My introduction to compost was a gift from my Dad. As a farm boy and soil scientist, he had an avid interest in compost long before it became trendy. Some of my earliest memories were of him turning and tending his compost piles. When I was in grade school, our home had a rather small backyard. Since space was limited, he cut the bottoms out of steel drums (aka steel barrels) and made tubes out of them. He stood them up on their ends and filled them with kitchen scraps and yard waste. To turn his piles, he picked his barrels up to let the composting material fall out the bottom. Then he added new material to the bottom of the barrel tube and layered older material on the top. He kept rabbit(s), not for food or company, but for their nutrient processing abilities. Table scraps, lawn clippings and freshly pruned branches went to the rabbit(s). Their pellets (dung, manure, poop, what ever you call it) went into the compost barrel. I also remember him adding barley seeds to the top of his compost when he needed more “green material”. After the seeds sprouted, he turned them into the compost. Later on he moved to a 60+ acre farm. His composting system became very sophisticated. He adapted the shaker design that my mother used in archeological digs for use in his compost pile. His piles steamed so much he kept thermometers in them to prevent spontaneous combustion. He and my mother enjoyed using the end product in amazing gardens. It was my mother’s artistic touch that transformed my Dad’s practical expertise into magical experiences that feed both body and soul.

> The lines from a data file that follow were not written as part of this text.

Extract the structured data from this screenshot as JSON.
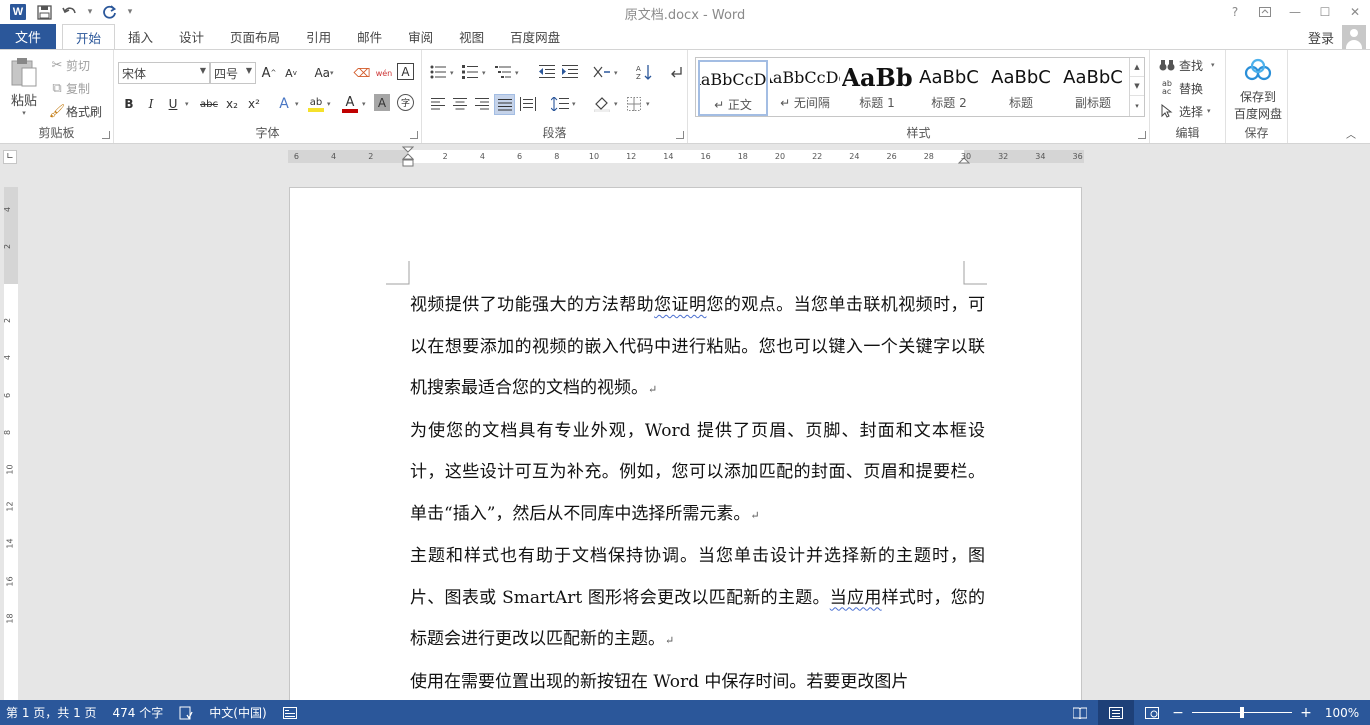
{
  "window": {
    "title": "原文档.docx - Word",
    "help_icon": "?",
    "ribbon_display_icon": "ribbon-display-icon",
    "minimize_icon": "—",
    "maximize_icon": "☐",
    "close_icon": "✕"
  },
  "qat": {
    "logo": "W",
    "save_icon": "save-icon",
    "undo_icon": "undo-icon",
    "redo_icon": "redo-icon",
    "customize_icon": "customize-qat-icon"
  },
  "tabs": [
    {
      "label": "文件",
      "type": "file"
    },
    {
      "label": "开始",
      "active": true
    },
    {
      "label": "插入"
    },
    {
      "label": "设计"
    },
    {
      "label": "页面布局"
    },
    {
      "label": "引用"
    },
    {
      "label": "邮件"
    },
    {
      "label": "审阅"
    },
    {
      "label": "视图"
    },
    {
      "label": "百度网盘"
    }
  ],
  "account": {
    "login_label": "登录"
  },
  "ribbon": {
    "clipboard": {
      "label": "剪贴板",
      "paste": "粘贴",
      "cut": "剪切",
      "copy": "复制",
      "format_painter": "格式刷"
    },
    "font": {
      "label": "字体",
      "font_name": "宋体",
      "font_size": "四号",
      "grow": "A",
      "shrink": "A",
      "change_case": "Aa",
      "pinyin": "wén",
      "border_char": "A",
      "bold": "B",
      "italic": "I",
      "underline": "U",
      "strike": "abc",
      "subscript": "x₂",
      "superscript": "x²",
      "text_effect": "A",
      "highlight": "ab",
      "font_color": "A",
      "char_shading": "A",
      "enclose": "字"
    },
    "paragraph": {
      "label": "段落"
    },
    "styles": {
      "label": "样式",
      "items": [
        {
          "sample": "AaBbCcDd",
          "name": "↵ 正文",
          "selected": true,
          "size": 16
        },
        {
          "sample": "AaBbCcDd",
          "name": "↵ 无间隔",
          "size": 16
        },
        {
          "sample": "AaBb",
          "name": "标题 1",
          "size": 24,
          "bold": true
        },
        {
          "sample": "AaBbC",
          "name": "标题 2",
          "size": 18
        },
        {
          "sample": "AaBbC",
          "name": "标题",
          "size": 18
        },
        {
          "sample": "AaBbC",
          "name": "副标题",
          "size": 18
        }
      ]
    },
    "editing": {
      "label": "编辑",
      "find": "查找",
      "replace": "替换",
      "select": "选择"
    },
    "save": {
      "label": "保存",
      "button_line1": "保存到",
      "button_line2": "百度网盘"
    }
  },
  "ruler": {
    "horizontal_ticks": [
      "6",
      "4",
      "2",
      "2",
      "4",
      "6",
      "8",
      "10",
      "12",
      "14",
      "16",
      "18",
      "20",
      "22",
      "24",
      "26",
      "28",
      "30",
      "32",
      "34",
      "36"
    ],
    "vertical_ticks": [
      "4",
      "2",
      "2",
      "4",
      "6",
      "8",
      "10",
      "12",
      "14",
      "16",
      "18"
    ]
  },
  "document": {
    "paragraphs": [
      {
        "before": "视频提供了功能强大的方法帮助",
        "squiggly": "您证明",
        "after": "您的观点。当您单击联机视频时，可以在想要添加的视频的嵌入代码中进行粘贴。您也可以键入一个关键字以联机搜索最适合您的文档的视频。"
      },
      {
        "before": "为使您的文档具有专业外观，Word 提供了页眉、页脚、封面和文本框设计，这些设计可互为补充。例如，您可以添加匹配的封面、页眉和提要栏。单击“插入”，然后从不同库中选择所需元素。",
        "squiggly": "",
        "after": ""
      },
      {
        "before": "主题和样式也有助于文档保持协调。当您单击设计并选择新的主题时，图片、图表或 SmartArt 图形将会更改以匹配新的主题。",
        "squiggly": "当应用",
        "after": "样式时，您的标题会进行更改以匹配新的主题。"
      },
      {
        "before": "使用在需要位置出现的新按钮在 Word 中保存时间。若要更改图片",
        "squiggly": "",
        "after": "",
        "no_mark": true
      }
    ],
    "paragraph_mark": "↵"
  },
  "status": {
    "page": "第 1 页，共 1 页",
    "words": "474 个字",
    "proofing_icon": "proofing-icon",
    "language": "中文(中国)",
    "macro_icon": "macro-icon",
    "zoom_out": "−",
    "zoom_in": "+",
    "zoom": "100%",
    "zoom_fraction": 0.5
  }
}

My college education as a biology major added to my understanding of the composting process. As a General Biology major at Fresno State University and San Diego State University, I learned the basics of the chemical processes, biochemical processes and ecological processes involved. Plant ecology and microbiology were particularly helpful. Don’t worry, you don’t need to crack a text book to make good compost. Yet I have discovered that every thing I learned somehow helps every thing else I learn or do either directly or indirectly. I certainly didn’t major in biology in order to make compost.
On the job training as an Environmental Scientist helped as well. Training in everything from the Leaky Underground Storage Tank Program (LUST) to Stormwater Quality provided me with better understanding of the scientific concepts applied in the composting process and how it should be managed. Ultimately, the most direct and beneficial training came from the Master Composter Program of the Mojave Desert & Mountain Recycling Authority. Don Woo, Master Composter Coordinator, puts on an outstanding training program. Following initial training, Master Composters Meetings are provided. When I am able to attend, I find the featured speakers to be extremely informative. The interaction with other trainees at these meetings is always priceless. The Facebook Group “Master Composters-Mojave Desert/Mountains” moderated by Don Woo is extremely helpful. The facebook group provides interaction with other composters that I find to be indispensable.
Lately, Dad decided that my training in soil science, composting, and gardening needs serious improvement. He recently he directed me to study a list of links posted by New Mexico State University’s Artesia Science Center. As I study the links he sends me, I will be sure to share summaries with you. No doubt Dad will be critiquing my posts behind the scenes. That could be a good thing for all of us. Something tells me that Dad’s new interest in my blog is the beginning of my real education. When it comes to all things soils, he has at least a 65 year head start. (He is only 20 years older than me, but he has been very focused, hard worker.) I doubt I will ever catch up, but I intend to learn as much from his guidance as a can.